By Vatican News staff reporter
“We want more and more to be a Church that comes out to serve – this is our program, our dream, our guide. First of all, we must serve those who are closest to us and lack attention, support, and comfort.”
This is the message of the Bishops of the Ukrainian Greek Catholic Church, who are inviting the faithful throughout country to participate in a new charity campaign called “Feeding the poor.” The program is focused, in particular, on those who are suffering the consequences of the Covid-19 pandemic.
Recognising the time of God’s visitation
In a sermon, the head of the Ukrainian Greek Catholic Church, Major Archbishop Sviatoslav Shevchuk described the program: “Next Sunday [15 November, the World Day of the Poor], in all our parishes around the world, we will bring food to the churches to feed the poor.”
His Beatitude continued, “How we really need to recognize the time of God’s visitation, as Jesus Christ says! How important it is for us not to miss the moment when the living God comes to us here on this earth! How important it is for us to recognize the saving hand of God that is extended to us today! That is why the Holy Father today draws our attention to the rejected, the forgotten, the despised by modern society.”
A tradition of solidarity
The initiative, coordinated by the Bishops’ department for social services, will be launched on 15 November to coincide with the World Day of the Poor wanted by Pope Francis and is the result of the last meeting of the Synod of Ukrainian Greek-Catholic Bishops.
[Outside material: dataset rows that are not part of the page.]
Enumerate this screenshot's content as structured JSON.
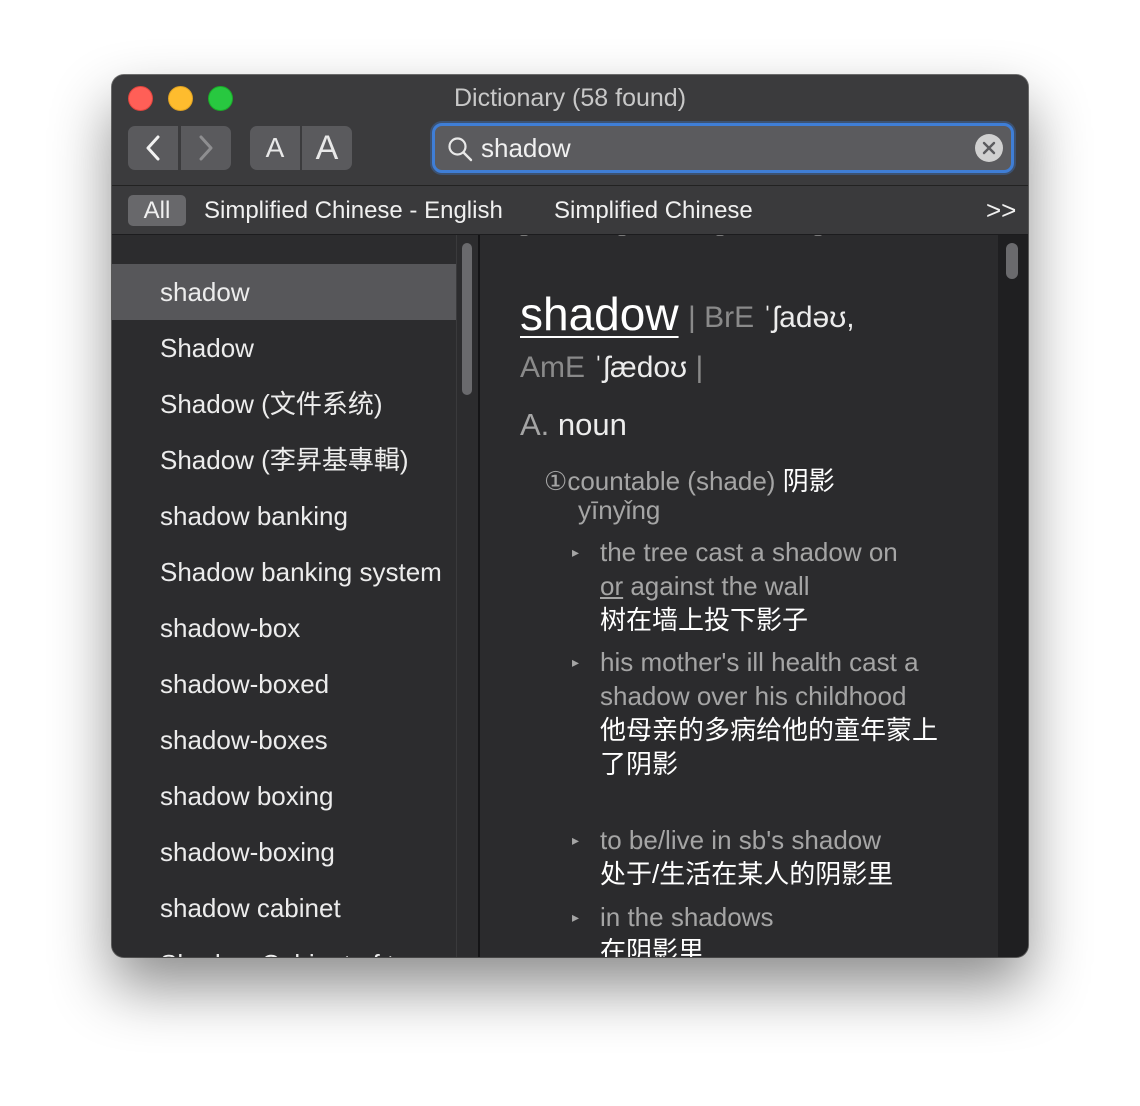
{
  "window": {
    "title": "Dictionary (58 found)"
  },
  "toolbar": {
    "back_icon": "chevron-left-icon",
    "forward_icon": "chevron-right-icon",
    "font_smaller_label": "A",
    "font_larger_label": "A"
  },
  "search": {
    "value": "shadow",
    "icon": "search-icon",
    "clear_icon": "clear-icon"
  },
  "scope_bar": {
    "items": [
      "All",
      "Simplified Chinese - English",
      "Simplified Chinese"
    ],
    "more_label": ">>",
    "selected": "All"
  },
  "sidebar": {
    "items": [
      "shadow",
      "Shadow",
      "Shadow (文件系统)",
      "Shadow (李昇基專輯)",
      "shadow banking",
      "Shadow banking system",
      "shadow-box",
      "shadow-boxed",
      "shadow-boxes",
      "shadow boxing",
      "shadow-boxing",
      "shadow cabinet",
      "Shadow Cabinet of t"
    ],
    "selected_index": 0
  },
  "entry": {
    "headword": "shadow",
    "pron_line1": {
      "sep_open": "|",
      "bre_label": "BrE",
      "bre_ipa": "ˈʃadəʊ,",
      "sep_close": ""
    },
    "pron_line2": {
      "ame_label": "AmE",
      "ame_ipa": "ˈʃædoʊ",
      "sep_close": "|"
    },
    "pos_letter": "A.",
    "pos": "noun",
    "sense": {
      "number": "①",
      "label": "countable (shade)",
      "zh": "阴影",
      "pinyin": "yīnyǐng"
    },
    "examples": [
      {
        "en_1": "the tree cast a shadow on",
        "en_u": "or",
        "en_2": " against the wall",
        "zh": "树在墙上投下影子"
      },
      {
        "en": "his mother's ill health cast a shadow over his childhood",
        "zh": "他母亲的多病给他的童年蒙上了阴影"
      },
      {
        "en": "to be/live in sb's shadow",
        "zh": "处于/生活在某人的阴影里"
      },
      {
        "en": "in the shadows",
        "zh": "在阴影里"
      }
    ]
  }
}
In a pastoral message entitled “You will be left with only one thing: what you have given to the poor!” the Synod recalls that the Ukrainian Greek Catholic Church has a long tradition of solidarity that has been particularly evident in times of trial: “Our hearts in the free world felt all the pain and oppression experienced by the Greek Catholics under the rule of the communist regime in their native lands,” the Bishops write. “From the diaspora, unceasing prayers were raised to heaven for the persecuted brothers and sisters in the faith, and a merciful and generous hand was extended to them in a gesture of solidarity, which became especially valuable and important after our Church left the catacombs”.
That same solidarity is reciprocated by Church in Ukraine, which today sends her priests to the communities of the Ukrainian diaspora.
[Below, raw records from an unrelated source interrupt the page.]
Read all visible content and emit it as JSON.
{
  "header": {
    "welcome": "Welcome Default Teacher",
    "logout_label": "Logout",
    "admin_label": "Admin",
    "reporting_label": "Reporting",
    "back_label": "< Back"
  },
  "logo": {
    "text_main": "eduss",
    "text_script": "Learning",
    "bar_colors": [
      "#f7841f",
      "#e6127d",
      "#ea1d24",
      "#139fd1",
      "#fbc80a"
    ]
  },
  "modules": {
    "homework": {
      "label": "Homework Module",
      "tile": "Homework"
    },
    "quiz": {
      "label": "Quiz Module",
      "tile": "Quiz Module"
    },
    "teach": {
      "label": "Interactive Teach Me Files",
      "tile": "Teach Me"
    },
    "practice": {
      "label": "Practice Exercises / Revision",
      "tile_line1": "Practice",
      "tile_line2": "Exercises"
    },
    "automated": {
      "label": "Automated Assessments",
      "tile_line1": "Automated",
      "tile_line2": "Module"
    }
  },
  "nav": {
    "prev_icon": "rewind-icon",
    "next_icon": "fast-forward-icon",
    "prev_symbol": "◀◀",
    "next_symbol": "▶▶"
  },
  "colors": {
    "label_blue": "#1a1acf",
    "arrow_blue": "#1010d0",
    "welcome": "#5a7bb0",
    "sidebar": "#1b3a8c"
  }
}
Serving the needy
It is on this precious experience of solidarity and mutual support that the Ukrainian Church must build her present and future, the prelates stress – hence the invitation “to serve the needy on an ongoing basis”, which are ever more numerous in Ukraine because of poor economic choices that have impoverished the population, further aggravated by the ongoing war in the East of the country and now by the Coronavirus pandemic. “None of us is so poor that we cannot share anything with others,” the Bishops write. “Only hardness of heart can prevent us from doing so.” They add, “A heart that has a shred of Christ’s thoughts and feelings cannot but say ‘I feel sorry for these people’ in the face of pain and suffering.”